Assignment
From the records, pick out and copy each line containing "this".

*** Supplied data ***

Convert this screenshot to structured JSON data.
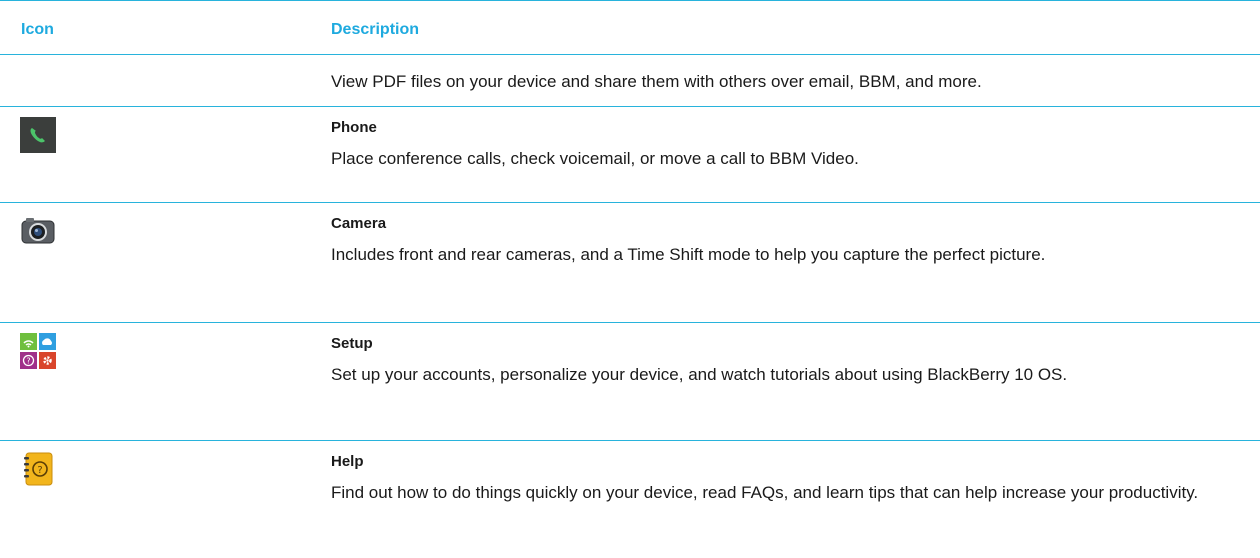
{
  "table": {
    "headers": {
      "icon": "Icon",
      "description": "Description"
    },
    "rows": [
      {
        "icon": "pdf-icon",
        "title": "",
        "description": "View PDF files on your device and share them with others over email, BBM, and more."
      },
      {
        "icon": "phone-icon",
        "title": "Phone",
        "description": "Place conference calls, check voicemail, or move a call to BBM Video."
      },
      {
        "icon": "camera-icon",
        "title": "Camera",
        "description": "Includes front and rear cameras, and a Time Shift mode to help you capture the perfect picture."
      },
      {
        "icon": "setup-icon",
        "title": "Setup",
        "description": "Set up your accounts, personalize your device, and watch tutorials about using BlackBerry 10 OS."
      },
      {
        "icon": "help-icon",
        "title": "Help",
        "description": "Find out how to do things quickly on your device, read FAQs, and learn tips that can help increase your productivity."
      }
    ]
  },
  "colors": {
    "accent": "#1eaadf",
    "rule": "#28b3dc"
  }
}
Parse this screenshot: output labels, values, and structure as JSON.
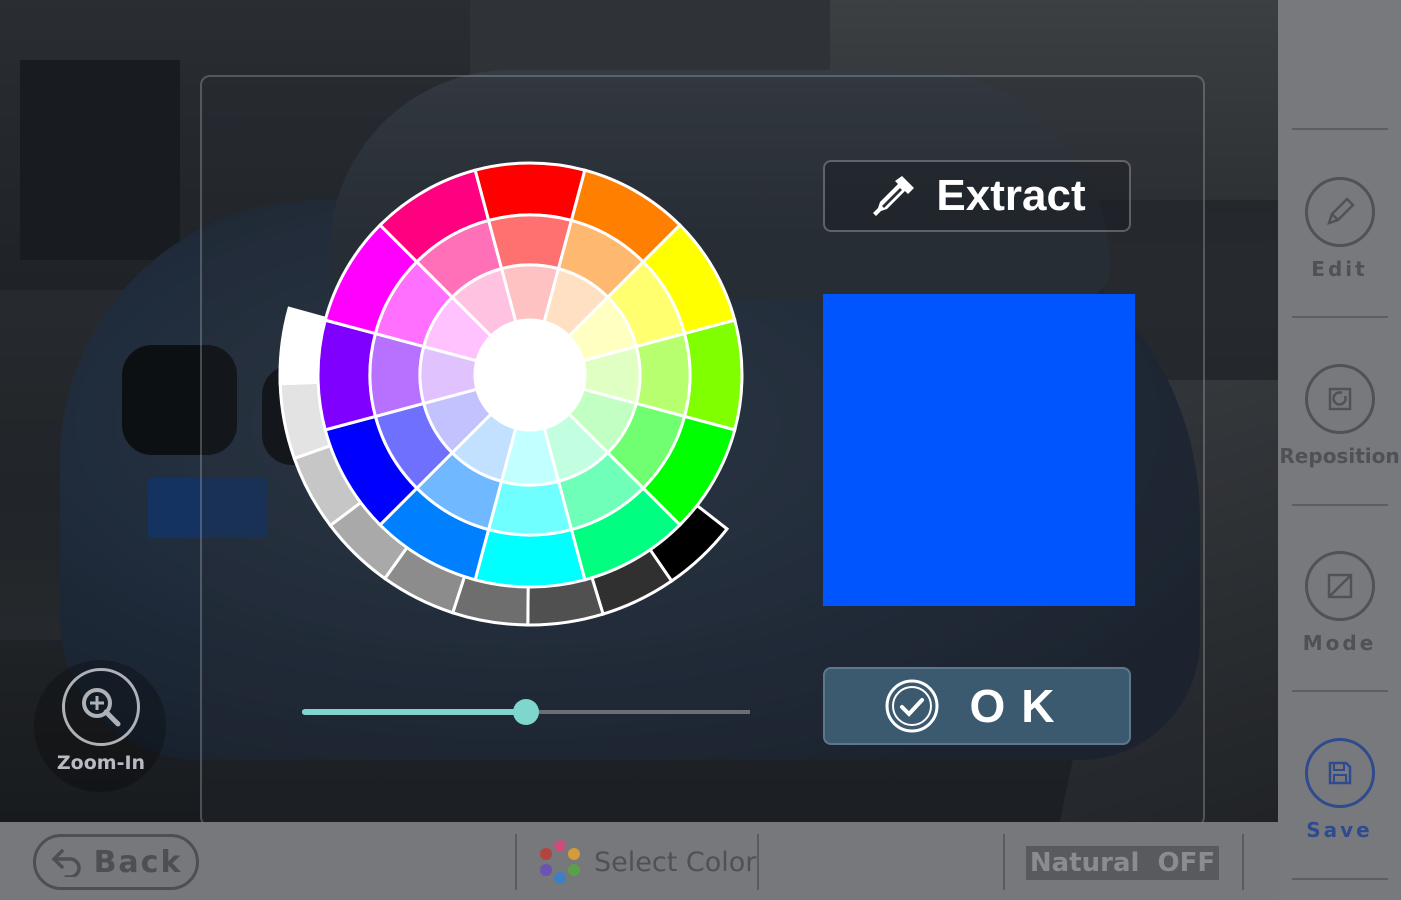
{
  "dialog": {
    "extract_label": "Extract",
    "ok_label": "OK",
    "selected_color": "#0055ff",
    "slider_value": 0.5
  },
  "zoom": {
    "label": "Zoom-In"
  },
  "right_panel": {
    "items": [
      {
        "label": "Edit",
        "icon": "pencil-icon"
      },
      {
        "label": "Reposition",
        "icon": "reposition-icon"
      },
      {
        "label": "Mode",
        "icon": "mode-icon"
      },
      {
        "label": "Save",
        "icon": "save-icon"
      }
    ]
  },
  "bottom_bar": {
    "back_label": "Back",
    "select_color_label": "Select Color",
    "natural_label": "Natural  OFF"
  },
  "colors": {
    "accent": "#7fd6cc",
    "ok_button": "#3c5a6f",
    "save_accent": "#2f4b8e"
  }
}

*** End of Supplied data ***

Completed task
Convert this screenshot to structured JSON data.
Parse this screenshot: output labels, values, and structure as JSON.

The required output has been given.